**Provided records:**
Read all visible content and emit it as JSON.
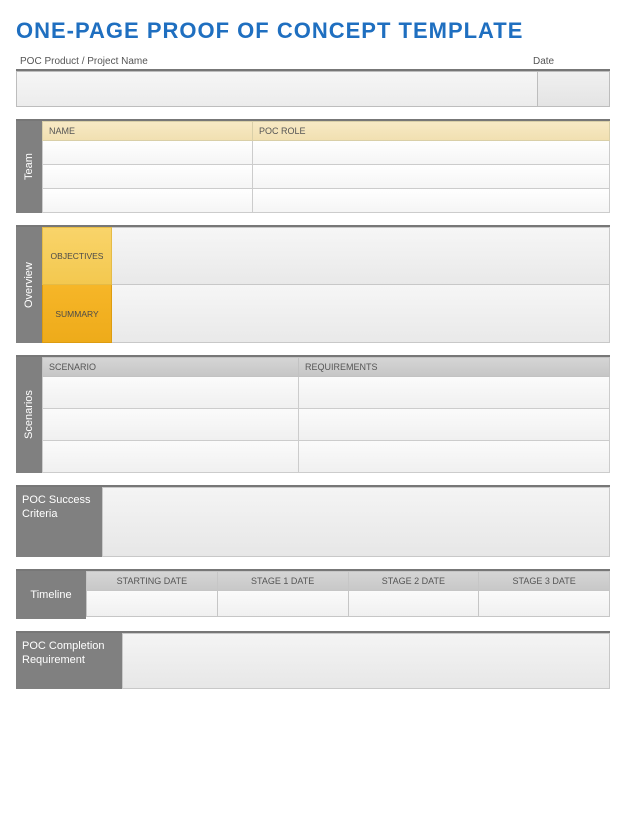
{
  "title": "ONE-PAGE PROOF OF CONCEPT TEMPLATE",
  "header": {
    "name_label": "POC Product / Project Name",
    "date_label": "Date",
    "name_value": "",
    "date_value": ""
  },
  "team": {
    "tab": "Team",
    "col_name": "NAME",
    "col_role": "POC ROLE",
    "rows": [
      {
        "name": "",
        "role": ""
      },
      {
        "name": "",
        "role": ""
      },
      {
        "name": "",
        "role": ""
      }
    ]
  },
  "overview": {
    "tab": "Overview",
    "objectives_label": "OBJECTIVES",
    "summary_label": "SUMMARY",
    "objectives_value": "",
    "summary_value": ""
  },
  "scenarios": {
    "tab": "Scenarios",
    "col_scenario": "SCENARIO",
    "col_requirements": "REQUIREMENTS",
    "rows": [
      {
        "scenario": "",
        "requirements": ""
      },
      {
        "scenario": "",
        "requirements": ""
      },
      {
        "scenario": "",
        "requirements": ""
      }
    ]
  },
  "success": {
    "tab": "POC Success Criteria",
    "value": ""
  },
  "timeline": {
    "tab": "Timeline",
    "cols": [
      "STARTING DATE",
      "STAGE 1 DATE",
      "STAGE 2 DATE",
      "STAGE 3 DATE"
    ],
    "values": [
      "",
      "",
      "",
      ""
    ]
  },
  "completion": {
    "tab": "POC Completion Requirement",
    "value": ""
  }
}
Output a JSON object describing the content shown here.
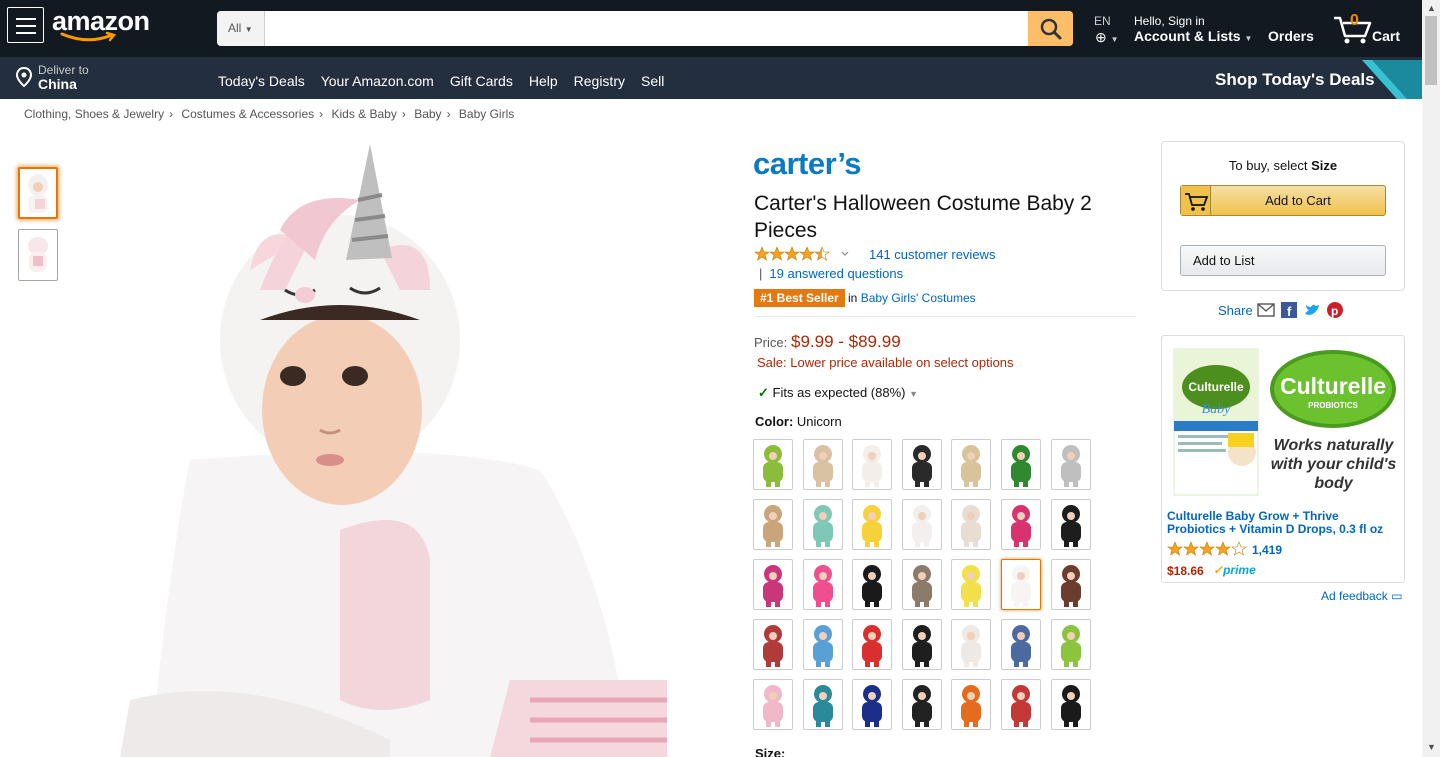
{
  "header": {
    "logo": "amazon",
    "search_dept": "All",
    "search_placeholder": "",
    "lang": "EN",
    "account_small": "Hello, Sign in",
    "account_big": "Account & Lists",
    "orders": "Orders",
    "cart_count": "0",
    "cart_label": "Cart",
    "deliver_small": "Deliver to",
    "deliver_big": "China",
    "nav_links": [
      "Today's Deals",
      "Your Amazon.com",
      "Gift Cards",
      "Help",
      "Registry",
      "Sell"
    ],
    "deals_banner": "Shop Today's Deals"
  },
  "breadcrumb": [
    "Clothing, Shoes & Jewelry",
    "Costumes & Accessories",
    "Kids & Baby",
    "Baby",
    "Baby Girls"
  ],
  "product": {
    "brand": "carter’s",
    "title": "Carter's Halloween Costume Baby 2 Pieces",
    "rating_stars": 4.5,
    "reviews": "141 customer reviews",
    "answered": "19 answered questions",
    "bestseller_badge": "#1 Best Seller",
    "bestseller_in": "in",
    "bestseller_category": "Baby Girls' Costumes",
    "price_label": "Price:",
    "price_value": "$9.99 - $89.99",
    "sale": "Sale:  Lower price available on select options",
    "fits": "Fits as expected (88%)",
    "color_label": "Color:",
    "color_value": "Unicorn",
    "size_label": "Size:",
    "swatch_count": 35,
    "selected_swatch": 19
  },
  "buybox": {
    "title_prefix": "To buy, select",
    "title_bold": "Size",
    "add_to_cart": "Add to Cart",
    "add_to_list": "Add to List",
    "share": "Share"
  },
  "ad": {
    "brand": "Culturelle",
    "sub": "PROBIOTICS",
    "tagline": "Works naturally with your child's body",
    "product": "Culturelle Baby Grow + Thrive Probiotics + Vitamin D Drops, 0.3 fl oz",
    "rating_stars": 4,
    "rating_count": "1,419",
    "price": "$18.66",
    "prime": "prime",
    "feedback": "Ad feedback"
  },
  "colors": {
    "nav_dark": "#131921",
    "nav_light": "#232f3e",
    "accent_orange": "#febd69",
    "link": "#0066c0",
    "price": "#b12704",
    "brand_blue": "#0a7ac2"
  }
}
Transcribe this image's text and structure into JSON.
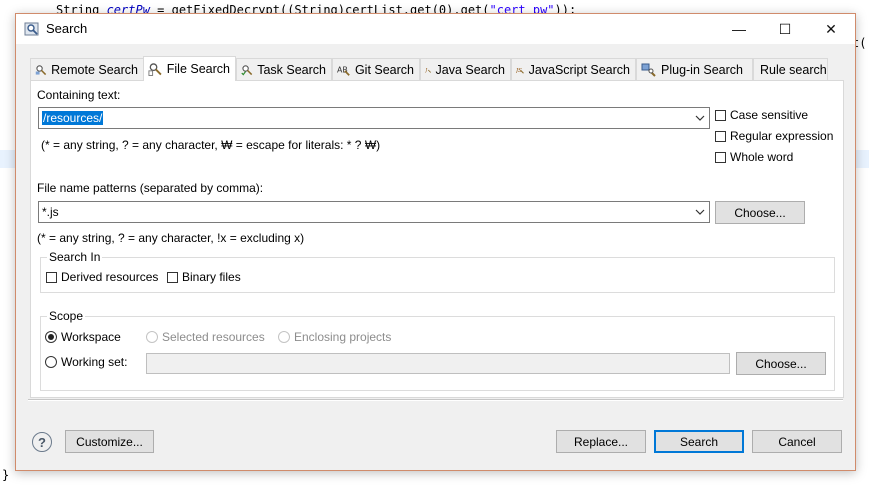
{
  "background": {
    "code_prefix": "String ",
    "code_var": "certPw",
    "code_mid": " = getFixedDecrypt((String)certList.get(0).get(",
    "code_str": "\"cert_pw\"",
    "code_end": "));",
    "right_fragment": "t(",
    "closing_brace": "}"
  },
  "window": {
    "title": "Search",
    "minimize": "—",
    "maximize": "☐",
    "close": "✕"
  },
  "tabs": [
    {
      "label": "Remote Search",
      "icon": "remote-search-icon",
      "active": false
    },
    {
      "label": "File Search",
      "icon": "file-search-icon",
      "active": true
    },
    {
      "label": "Task Search",
      "icon": "task-search-icon",
      "active": false
    },
    {
      "label": "Git Search",
      "icon": "git-search-icon",
      "active": false
    },
    {
      "label": "Java Search",
      "icon": "java-search-icon",
      "active": false
    },
    {
      "label": "JavaScript Search",
      "icon": "javascript-search-icon",
      "active": false
    },
    {
      "label": "Plug-in Search",
      "icon": "plugin-search-icon",
      "active": false
    },
    {
      "label": "Rule search",
      "icon": "",
      "active": false
    }
  ],
  "containing": {
    "label": "Containing text:",
    "value": "/resources/",
    "hint": "(* = any string, ? = any character, ₩ = escape for literals: * ? ₩)",
    "case_sensitive": "Case sensitive",
    "regular_expression": "Regular expression",
    "whole_word": "Whole word"
  },
  "patterns": {
    "label": "File name patterns (separated by comma):",
    "value": "*.js",
    "choose": "Choose...",
    "hint": "(* = any string, ? = any character, !x = excluding x)"
  },
  "search_in": {
    "title": "Search In",
    "derived": "Derived resources",
    "binary": "Binary files"
  },
  "scope": {
    "title": "Scope",
    "workspace": "Workspace",
    "selected_resources": "Selected resources",
    "enclosing_projects": "Enclosing projects",
    "working_set": "Working set:",
    "working_set_value": "",
    "choose": "Choose..."
  },
  "footer": {
    "help": "?",
    "customize": "Customize...",
    "replace": "Replace...",
    "search": "Search",
    "cancel": "Cancel"
  },
  "colors": {
    "accent": "#0078d7",
    "dialog_border": "#d08b6b"
  }
}
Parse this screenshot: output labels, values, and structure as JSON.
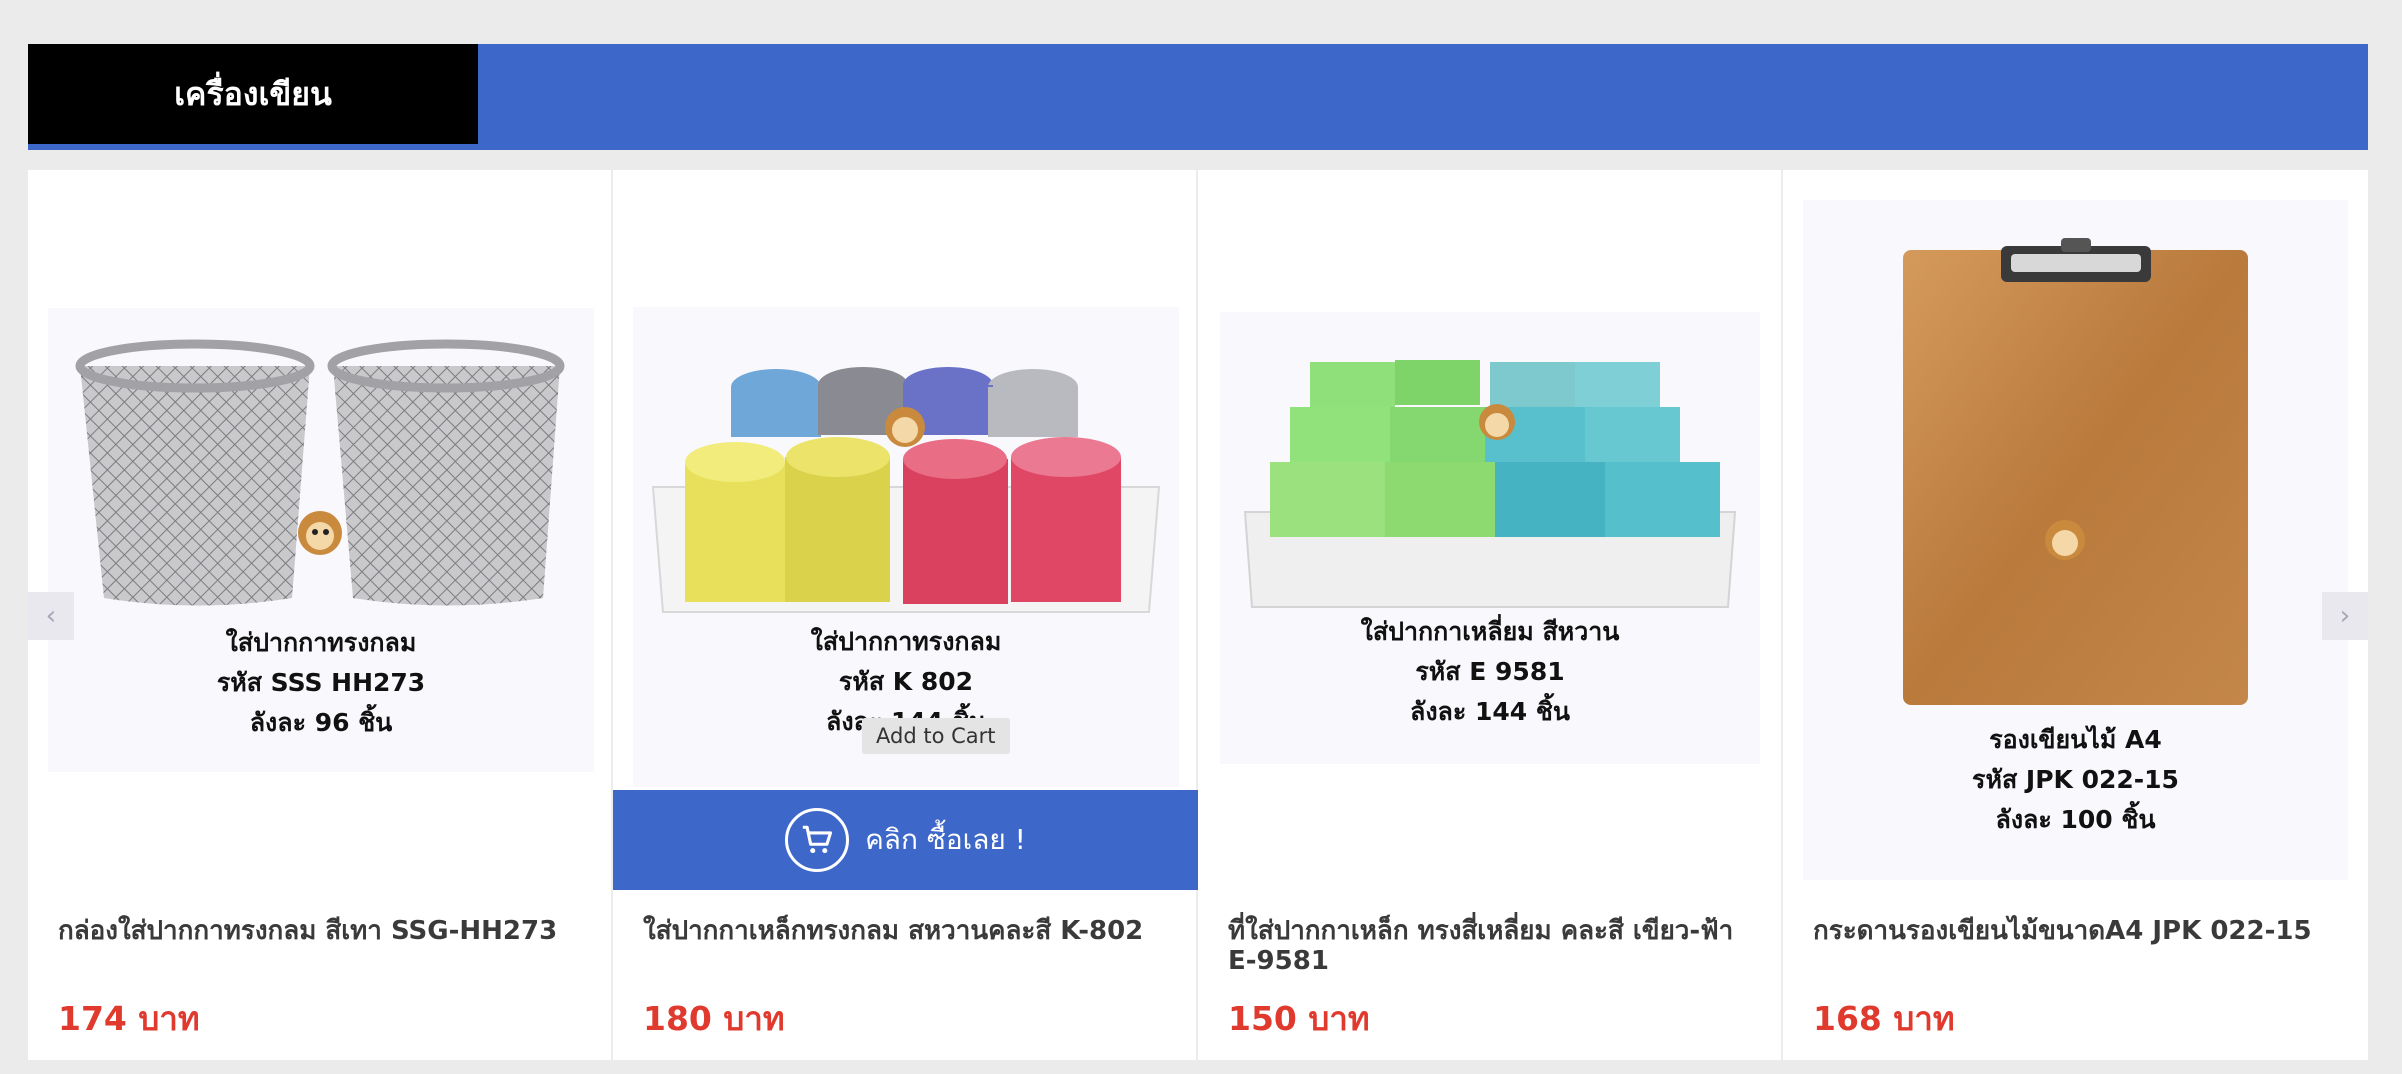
{
  "section": {
    "title": "เครื่องเขียน"
  },
  "colors": {
    "header_bar": "#3d67c8",
    "tab": "#000000",
    "price": "#e03a2e"
  },
  "products": [
    {
      "caption": [
        "ใส่ปากกาทรงกลม",
        "รหัส SSS HH273",
        "ลังละ 96 ชิ้น"
      ],
      "name": "กล่องใส่ปากกาทรงกลม สีเทา SSG-HH273",
      "price": "174 บาท"
    },
    {
      "caption": [
        "ใส่ปากกาทรงกลม",
        "รหัส K 802",
        "ลังละ 144 ชิ้น"
      ],
      "name": "ใส่ปากกาเหล็กทรงกลม สหวานคละสี K-802",
      "price": "180 บาท"
    },
    {
      "caption": [
        "ใส่ปากกาเหลี่ยม สีหวาน",
        "รหัส E 9581",
        "ลังละ 144 ชิ้น"
      ],
      "name": "ที่ใส่ปากกาเหล็ก ทรงสี่เหลี่ยม คละสี เขียว-ฟ้า E-9581",
      "price": "150 บาท"
    },
    {
      "caption": [
        "รองเขียนไม้ A4",
        "รหัส JPK 022-15",
        "ลังละ 100 ชิ้น"
      ],
      "name": "กระดานรองเขียนไม้ขนาดA4 JPK 022-15",
      "price": "168 บาท"
    }
  ],
  "cart_overlay": {
    "label": "คลิก ซื้อเลย !",
    "icon": "cart-icon"
  },
  "tooltip": "Add to Cart",
  "nav": {
    "prev_icon": "chevron-left-icon",
    "next_icon": "chevron-right-icon"
  }
}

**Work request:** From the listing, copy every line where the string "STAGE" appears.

**Written answer:**
      "STAGE 1 DATE",
      "STAGE 2 DATE",
      "STAGE 3 DATE"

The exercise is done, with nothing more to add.